We all recognize George Orwell‘s 1984 as the classic behind the phrase “Big Brother is watching.” Fewer people know that this grim tale once had an alternate ending—one that made the ending tonally more optimistic (not an easy feat, given how depressing this story gets). Free-thinking Winston undergoes torture in order to destroy any part of him that might rebel against the novel’s totalitarian government. But just before the end, he has a brief nervous break and thinks to himself: 2 + 2 = 5. This signifies the extent to which Winston, wholly indoctrinated, now accepts Big Brother’s lies. However, Orwell’s first edition tells a different story. There, the sentence ends with 2 +2 = (without the number 5), implying that Winston manages to hold onto some sense of self and that resistance is real. One letter subtly but unmistakably changes the meaning of the entire novel… and makes it a whole lot sadder.
Featured Image Via The-toast.com. All In-Text Images Via Amazon.com
As the #MeToo movement gained momentum, YA author Anne Ursu wondered why the stories of harassment within the publishing industry, about which she had been hearing for years, were not resurfacing. She told Bustle, “one day I realized, ‘Well, I guess it has to be me.'” So she created an anonymous survey in order find out the extent to which sexual harassment has affected those working in the children and YA publishing industry. Soon after, in the comments underneath an article on the extreme prevalence of the problem, names began to be named—big names, such as Thirteen Reasons Why author Jay Asher, and author of The Maze Runner, James Dashner. Many of the commenters identified themselves (while remaining anonymous) as contributors to Ursu’s survey, but this time, they were not withholding the names of their alleged harassers.
Anne Ursu | Image Via YouTube
Jay Asher has recently been expelled from the Society of Children’s Book Writers and Illustrators over the allegations, but he has denied them and is said to be seeking legal counsel. He has stated that he voluntarily left the Society and has said, “It’s very scary when you know people are just not going to believe you once you open your mouth. I feel very conflicted about it just because of what’s going on in the culture and who’s supposed to be believed and who’s not.”
Meanwhile, James Dashner, who has been dropped by Random House, released the following statement on Twitter.
A message from me to you… pic.twitter.com/xowMvWpyac
— James Dashner (@jamesdashner) February 15, 2018
Ursu’s survey yielded a wealth of stories regarding unpleasant experiences suffered by people, mainly, though not all, women, working in YA and children’s publishing. According to the Medium article in which Ursu examines the responses, the following are some examples:
An author wrote, “An editor who was considering my work commented very thoroughly on my body type as a possible personal advantage of working with me.” For her now, “it makes submissions feel like a minefield.” For an author/illustrator, it was at a book party with a famous illustrator; “I introduce myself to him,” she writes, “and he makes a crack about my breasts.” After enough incidents like these she’s “completely stopped socializing in this business because each time it becomes another abuse story.”

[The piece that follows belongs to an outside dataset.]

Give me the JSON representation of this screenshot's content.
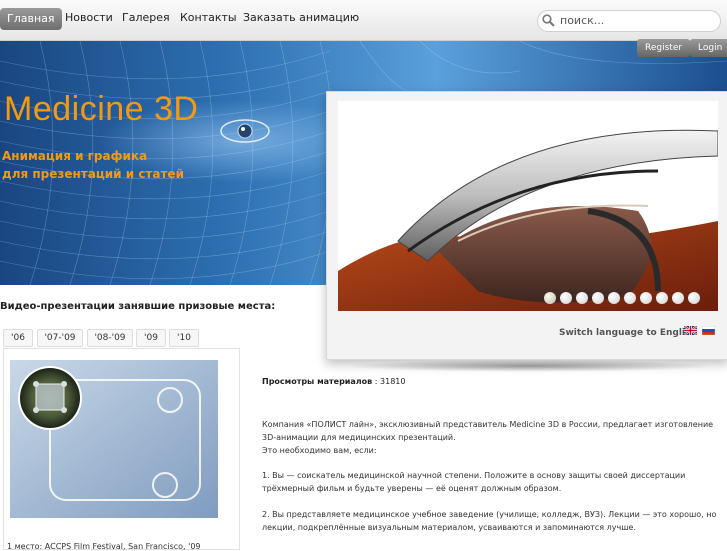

Asked by Bustle if she believes publishers and organizations cutting ties with Dashner and Asher is the correct response, Ursu said, “I do think if you harass and abuse women, you don’t get to write for kids and teens. This is a privilege and an honor.”
Featured Image Via Digital Spy